From recent statements by Donald Trump, his national security adviser John Bolton and Secretary of State Mike Pompeo, it is possible to begin piecing together what the new US policy in Syria might look like if American troops do actually depart.
The US began withdrawing military equipment from Syria over the weekend, ahead of the expected withdrawal of its estimated 2,000 troops.
The timeline is ambiguous: Mr Trump has suggested it will be sooner, Mr Bolton that it might be later. But unless something dramatic changes – always a possibility with this White House – the removal could be a matter of months.
What the US wants to achieve after the withdrawal – which Mr Pompeo described in the UAE last weekend as merely a “tactical change” – is to continue to attack ISIS (but only from the air, as the secretary of state made clear), expel “every Iranian boot” from Syria (but without keeping troops on the ground), and protect the Kurds from Turkey (but only through non-military, economic pressure).
The threat to apply that economic pressure has already caused a row with fellow Nato member Turkey. Mr Trump fired off a tweet on Sunday, threatening to "devastate Turkey economically if they hit Kurds", prompting a televised rebuke from Turkey's foreign minister, Mevlut Cavusoglu. It was a dispute that highlighted how hard it will be to find common ground in Syria, even with allies.
The overall impression, then, is of a hands-off strategy, one where the US would use economic and political pressure, plus the help of allies, to enforce its policy. In a phrase, it boils down to American leadership from the air.
The crucial problem, though, is that the strategy conflicts with the policy.
The goals Mr Trump wants and the means he is willing to use to achieve them are at variance. Either the policy needs to shift or the strategy needs to change. America's allies will be concerned that, with Mr Trump seemingly still determined to remove US troops, it is the former that will change.

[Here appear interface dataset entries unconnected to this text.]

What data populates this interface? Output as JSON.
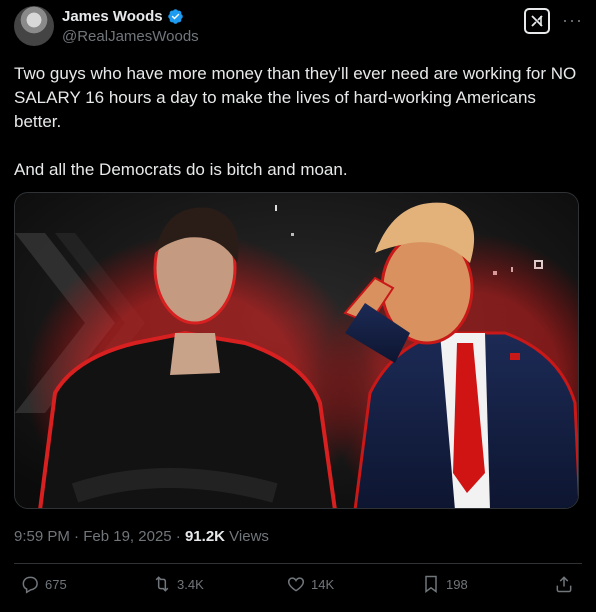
{
  "author": {
    "name": "James Woods",
    "handle": "@RealJamesWoods",
    "verified": true
  },
  "tweet": {
    "text": "Two guys who have more money than they’ll ever need are working for NO SALARY 16 hours a day to make the lives of hard-working Americans better.\n\nAnd all the Democrats do is bitch and moan."
  },
  "meta": {
    "time": "9:59 PM",
    "date": "Feb 19, 2025",
    "views_count": "91.2K",
    "views_label": "Views"
  },
  "actions": {
    "replies": "675",
    "reposts": "3.4K",
    "likes": "14K",
    "bookmarks": "198"
  },
  "colors": {
    "background": "#000000",
    "text": "#e7e9ea",
    "secondary": "#71767b",
    "verified": "#1d9bf0",
    "divider": "#2f3336"
  },
  "icons": {
    "grok": "grok-icon",
    "more": "more-icon",
    "reply": "reply-icon",
    "repost": "repost-icon",
    "like": "heart-icon",
    "bookmark": "bookmark-icon",
    "share": "share-icon"
  }
}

The US has three main objectives in Syria: defeat ISIS, protect its Kurdish allies and curb Iranian influence. Those are in ascending order of difficulty.
Once US troops leave, all three objectives will rely on others to be achieved. Yet only on the first is there broad agreement in the region. The rather narrow goal of defeating an expansionist ISIS is, unsurprisingly, backed by all the governments involved in Syria's war.
But when it comes to protecting the Syrian Kurds and pushing Iran out of Syria, there are powerful forces committed to opposing US policy.
Turkey has made clear for years its objection to the Syrian Kurdish militias on its border, which it maintains are allied with the militant PKK group operating inside its borders. Ankara has spent millions of dollars and shed the blood of its soldiers to stop the Kurds acquiring contiguous territory across Turkey's southern border. The one thing that has given them pause has been the presence of US troops – and only pause, because Turkey in the past has threatened to attack positions where US soldiers are present.
The idea that, with US troops gone, Ankara would stop its policy simply because of Washington's desire – or because, as Mr Trump tweeted earlier this week, the US has threatened economic pain – is fanciful. Denying Kurds in Syria the ability to co-ordinate with Kurds across neighbouring borders is more than a policy for Turkey – it is a pillar of foreign policy.
America's third objective will be the hardest to accomplish.
Expelling "every Iranian boot" from Syria would have been extraordinarily difficult even if US troops were to stay. With the troops gone, it would be almost impossible without a concerted effort by an organised military.
Since not every country bordering Syria wants the same end – the rest are prepared to tolerate Iran's presence or have their own, more pressing aims – it is not clear who will provide that military.
Even Israel's ability to target Iranian military bases within Syria was heavily curtailed when a Russian aircraft was accidentally shot down in September by Syrian anti-aircraft fire trying to block Israeli missiles. In the immediate aftermath, Russia supplied Syria with the S-300 surface-to-air system. Israel was forced to halt all airstrikes but has since resumed occasional attacks.
It begs the question: with US troops gone, will America be able to persuade Arab countries to put their own troops in harm's way to satisfy its objectives? And will the Syrian regime allow them to do so? At best, the answer is ambiguous.
All of which means that the US will need to find other countries willing to push America's policies, a difficult ask in a region with so many competing interests – and not merely push policies but if necessary, defend them with military force.
That is the crucial part of the strategy that has not yet been explained or else has been missed out entirely. Where, in the next few months, can such a force come from?
And that tight timeline matters. Because as soon as US troops leave – indeed, as soon as they begin to vacate positions – others will move in to fill the vacuum. Once US troops draw down in earnest, the timeline before some of the US objectives begin to unravel will be measured in weeks.
Without being there on the ground, the US will rapidly find the priorities of its allies are not its own. Leadership from the air, and policy by fiat, will not work.
Either Washington needs to be prepared to defend its policy goals by force, or it must accept – and its allies need to prepare for – those goals to be discarded. In the tangled politics and crowded battlefields of the Middle East, there is no middle way.
American leadership from the air can only work if there are someone else’s boots on the ground.